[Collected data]
━━━

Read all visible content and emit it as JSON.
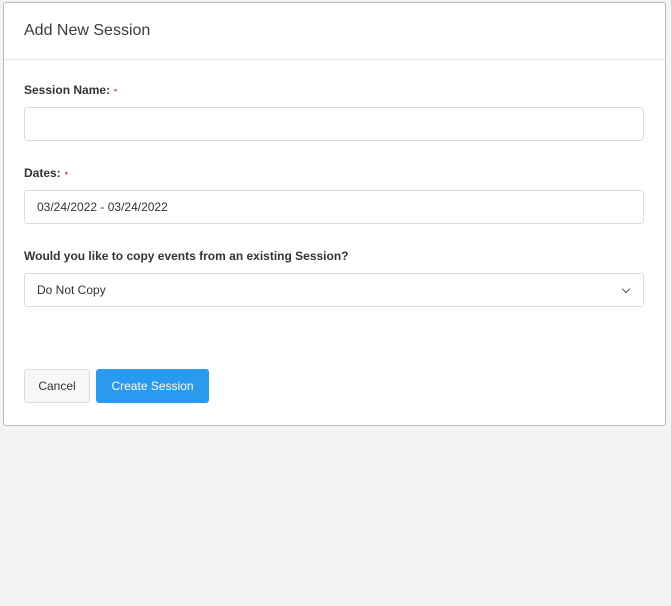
{
  "modal": {
    "title": "Add New Session",
    "fields": {
      "session_name": {
        "label": "Session Name:",
        "required_mark": "•",
        "value": "",
        "placeholder": ""
      },
      "dates": {
        "label": "Dates:",
        "required_mark": "•",
        "value": "03/24/2022 - 03/24/2022"
      },
      "copy_events": {
        "label": "Would you like to copy events from an existing Session?",
        "selected": "Do Not Copy"
      }
    },
    "buttons": {
      "cancel_label": "Cancel",
      "create_label": "Create Session"
    }
  },
  "colors": {
    "primary": "#2a9af0",
    "required": "#e0544a",
    "background": "#f3f3f3"
  },
  "icons": {
    "select_indicator": "chevron-down-icon"
  }
}
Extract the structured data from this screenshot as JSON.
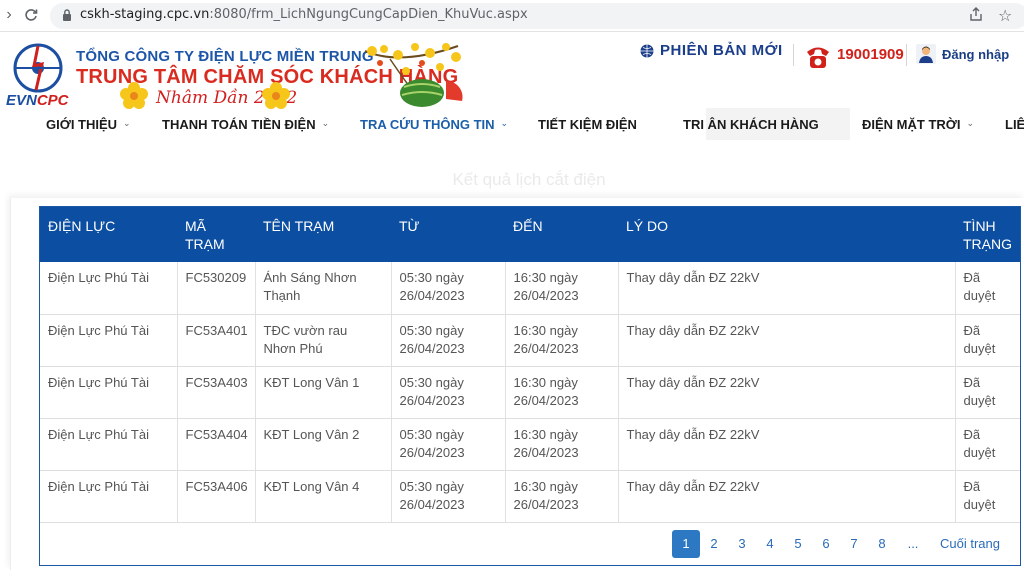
{
  "browser": {
    "url_host": "cskh-staging.cpc.vn",
    "url_path": ":8080/frm_LichNgungCungCapDien_KhuVuc.aspx"
  },
  "header": {
    "logo_text_evn": "EVN",
    "logo_text_cpc": "CPC",
    "corp_name": "TỔNG CÔNG TY ĐIỆN LỰC MIỀN TRUNG",
    "center_name": "TRUNG TÂM CHĂM SÓC KHÁCH HÀNG",
    "tet_text": "Nhâm Dần 2022",
    "version_label": "PHIÊN BẢN MỚI",
    "hotline": "19001909",
    "login_label": "Đăng nhập"
  },
  "nav": {
    "items": [
      {
        "label": "GIỚI THIỆU",
        "caret": true
      },
      {
        "label": "THANH TOÁN TIỀN ĐIỆN",
        "caret": true
      },
      {
        "label": "TRA CỨU THÔNG TIN",
        "caret": true
      },
      {
        "label": "TIẾT KIỆM ĐIỆN",
        "caret": false
      },
      {
        "label": "TRI ÂN KHÁCH HÀNG",
        "caret": false
      },
      {
        "label": "ĐIỆN MẶT TRỜI",
        "caret": true
      },
      {
        "label": "LIÊ",
        "caret": false
      }
    ]
  },
  "result_title": "Kết quả lịch cắt điện",
  "table": {
    "columns": [
      "ĐIỆN LỰC",
      "MÃ TRẠM",
      "TÊN TRẠM",
      "TỪ",
      "ĐẾN",
      "LÝ DO",
      "TÌNH TRẠNG"
    ],
    "rows": [
      [
        "Điện Lực Phú Tài",
        "FC530209",
        "Ánh Sáng Nhơn Thạnh",
        "05:30 ngày 26/04/2023",
        "16:30 ngày 26/04/2023",
        "Thay dây dẫn ĐZ 22kV",
        "Đã duyệt"
      ],
      [
        "Điện Lực Phú Tài",
        "FC53A401",
        "TĐC vườn rau Nhơn Phú",
        "05:30 ngày 26/04/2023",
        "16:30 ngày 26/04/2023",
        "Thay dây dẫn ĐZ 22kV",
        "Đã duyệt"
      ],
      [
        "Điện Lực Phú Tài",
        "FC53A403",
        "KĐT Long Vân 1",
        "05:30 ngày 26/04/2023",
        "16:30 ngày 26/04/2023",
        "Thay dây dẫn ĐZ 22kV",
        "Đã duyệt"
      ],
      [
        "Điện Lực Phú Tài",
        "FC53A404",
        "KĐT Long Vân 2",
        "05:30 ngày 26/04/2023",
        "16:30 ngày 26/04/2023",
        "Thay dây dẫn ĐZ 22kV",
        "Đã duyệt"
      ],
      [
        "Điện Lực Phú Tài",
        "FC53A406",
        "KĐT Long Vân 4",
        "05:30 ngày 26/04/2023",
        "16:30 ngày 26/04/2023",
        "Thay dây dẫn ĐZ 22kV",
        "Đã duyệt"
      ]
    ]
  },
  "pagination": {
    "pages": [
      "1",
      "2",
      "3",
      "4",
      "5",
      "6",
      "7",
      "8",
      "..."
    ],
    "current": "1",
    "last_label": "Cuối trang"
  },
  "colors": {
    "table_header": "#0c4fa2",
    "accent_red": "#d0211a",
    "brand_blue": "#1d56a9"
  }
}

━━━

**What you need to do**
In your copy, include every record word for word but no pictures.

**Result of this exercise**
Read all visible content and emit it as JSON.
{
  "modal": {
    "title": "Add New Session",
    "fields": {
      "session_name": {
        "label": "Session Name:",
        "required_mark": "•",
        "value": "",
        "placeholder": ""
      },
      "dates": {
        "label": "Dates:",
        "required_mark": "•",
        "value": "03/24/2022 - 03/24/2022"
      },
      "copy_events": {
        "label": "Would you like to copy events from an existing Session?",
        "selected": "Do Not Copy"
      }
    },
    "buttons": {
      "cancel_label": "Cancel",
      "create_label": "Create Session"
    }
  },
  "colors": {
    "primary": "#2a9af0",
    "required": "#e0544a",
    "background": "#f3f3f3"
  },
  "icons": {
    "select_indicator": "chevron-down-icon"
  }
}
Extract the structured data from this screenshot as JSON.
{
  "browser": {
    "url_host": "cskh-staging.cpc.vn",
    "url_path": ":8080/frm_LichNgungCungCapDien_KhuVuc.aspx"
  },
  "header": {
    "logo_text_evn": "EVN",
    "logo_text_cpc": "CPC",
    "corp_name": "TỔNG CÔNG TY ĐIỆN LỰC MIỀN TRUNG",
    "center_name": "TRUNG TÂM CHĂM SÓC KHÁCH HÀNG",
    "tet_text": "Nhâm Dần 2022",
    "version_label": "PHIÊN BẢN MỚI",
    "hotline": "19001909",
    "login_label": "Đăng nhập"
  },
  "nav": {
    "items": [
      {
        "label": "GIỚI THIỆU",
        "caret": true
      },
      {
        "label": "THANH TOÁN TIỀN ĐIỆN",
        "caret": true
      },
      {
        "label": "TRA CỨU THÔNG TIN",
        "caret": true
      },
      {
        "label": "TIẾT KIỆM ĐIỆN",
        "caret": false
      },
      {
        "label": "TRI ÂN KHÁCH HÀNG",
        "caret": false
      },
      {
        "label": "ĐIỆN MẶT TRỜI",
        "caret": true
      },
      {
        "label": "LIÊ",
        "caret": false
      }
    ]
  },
  "result_title": "Kết quả lịch cắt điện",
  "table": {
    "columns": [
      "ĐIỆN LỰC",
      "MÃ TRẠM",
      "TÊN TRẠM",
      "TỪ",
      "ĐẾN",
      "LÝ DO",
      "TÌNH TRẠNG"
    ],
    "rows": [
      [
        "Điện Lực Phú Tài",
        "FC530209",
        "Ánh Sáng Nhơn Thạnh",
        "05:30 ngày 26/04/2023",
        "16:30 ngày 26/04/2023",
        "Thay dây dẫn ĐZ 22kV",
        "Đã duyệt"
      ],
      [
        "Điện Lực Phú Tài",
        "FC53A401",
        "TĐC vườn rau Nhơn Phú",
        "05:30 ngày 26/04/2023",
        "16:30 ngày 26/04/2023",
        "Thay dây dẫn ĐZ 22kV",
        "Đã duyệt"
      ],
      [
        "Điện Lực Phú Tài",
        "FC53A403",
        "KĐT Long Vân 1",
        "05:30 ngày 26/04/2023",
        "16:30 ngày 26/04/2023",
        "Thay dây dẫn ĐZ 22kV",
        "Đã duyệt"
      ],
      [
        "Điện Lực Phú Tài",
        "FC53A404",
        "KĐT Long Vân 2",
        "05:30 ngày 26/04/2023",
        "16:30 ngày 26/04/2023",
        "Thay dây dẫn ĐZ 22kV",
        "Đã duyệt"
      ],
      [
        "Điện Lực Phú Tài",
        "FC53A406",
        "KĐT Long Vân 4",
        "05:30 ngày 26/04/2023",
        "16:30 ngày 26/04/2023",
        "Thay dây dẫn ĐZ 22kV",
        "Đã duyệt"
      ]
    ]
  },
  "pagination": {
    "pages": [
      "1",
      "2",
      "3",
      "4",
      "5",
      "6",
      "7",
      "8",
      "..."
    ],
    "current": "1",
    "last_label": "Cuối trang"
  },
  "colors": {
    "table_header": "#0c4fa2",
    "accent_red": "#d0211a",
    "brand_blue": "#1d56a9"
  }
}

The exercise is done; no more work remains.